**Instructions for the task**
When you reach the records below, repeat each one exactly as written.

[Stored entries]
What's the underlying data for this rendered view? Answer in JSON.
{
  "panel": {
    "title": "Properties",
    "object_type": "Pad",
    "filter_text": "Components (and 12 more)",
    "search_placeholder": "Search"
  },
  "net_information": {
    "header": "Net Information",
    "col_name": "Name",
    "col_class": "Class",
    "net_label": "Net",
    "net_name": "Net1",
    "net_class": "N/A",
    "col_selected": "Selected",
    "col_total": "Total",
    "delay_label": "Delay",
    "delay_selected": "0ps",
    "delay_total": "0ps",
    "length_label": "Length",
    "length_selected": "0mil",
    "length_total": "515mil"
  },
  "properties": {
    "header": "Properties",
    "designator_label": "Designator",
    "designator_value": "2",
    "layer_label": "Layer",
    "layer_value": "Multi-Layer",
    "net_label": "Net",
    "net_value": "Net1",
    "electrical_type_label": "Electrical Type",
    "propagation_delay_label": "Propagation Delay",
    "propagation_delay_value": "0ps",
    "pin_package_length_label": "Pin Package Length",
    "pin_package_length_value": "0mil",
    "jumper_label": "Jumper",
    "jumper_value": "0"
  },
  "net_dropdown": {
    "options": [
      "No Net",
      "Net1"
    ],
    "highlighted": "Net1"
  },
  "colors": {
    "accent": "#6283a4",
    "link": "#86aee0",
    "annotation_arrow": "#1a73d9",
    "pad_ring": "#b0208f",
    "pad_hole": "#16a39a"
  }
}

**Task response**
What's the underlying data for this rendered view? Answer in JSON.
{
  "panel": {
    "title": "Properties",
    "object_type": "Pad",
    "filter_text": "Components (and 12 more)",
    "search_placeholder": "Search"
  },
  "net_information": {
    "header": "Net Information",
    "col_name": "Name",
    "col_class": "Class",
    "net_label": "Net",
    "net_name": "Net1",
    "net_class": "N/A",
    "col_selected": "Selected",
    "col_total": "Total",
    "delay_label": "Delay",
    "delay_selected": "0ps",
    "delay_total": "0ps",
    "length_label": "Length",
    "length_selected": "0mil",
    "length_total": "515mil"
  },
  "properties": {
    "header": "Properties",
    "designator_label": "Designator",
    "designator_value": "2",
    "layer_label": "Layer",
    "layer_value": "Multi-Layer",
    "net_label": "Net",
    "net_value": "Net1",
    "electrical_type_label": "Electrical Type",
    "propagation_delay_label": "Propagation Delay",
    "propagation_delay_value": "0ps",
    "pin_package_length_label": "Pin Package Length",
    "pin_package_length_value": "0mil",
    "jumper_label": "Jumper",
    "jumper_value": "0"
  },
  "net_dropdown": {
    "options": [
      "No Net",
      "Net1"
    ],
    "highlighted": "Net1"
  },
  "colors": {
    "accent": "#6283a4",
    "link": "#86aee0",
    "annotation_arrow": "#1a73d9",
    "pad_ring": "#b0208f",
    "pad_hole": "#16a39a"
  }
}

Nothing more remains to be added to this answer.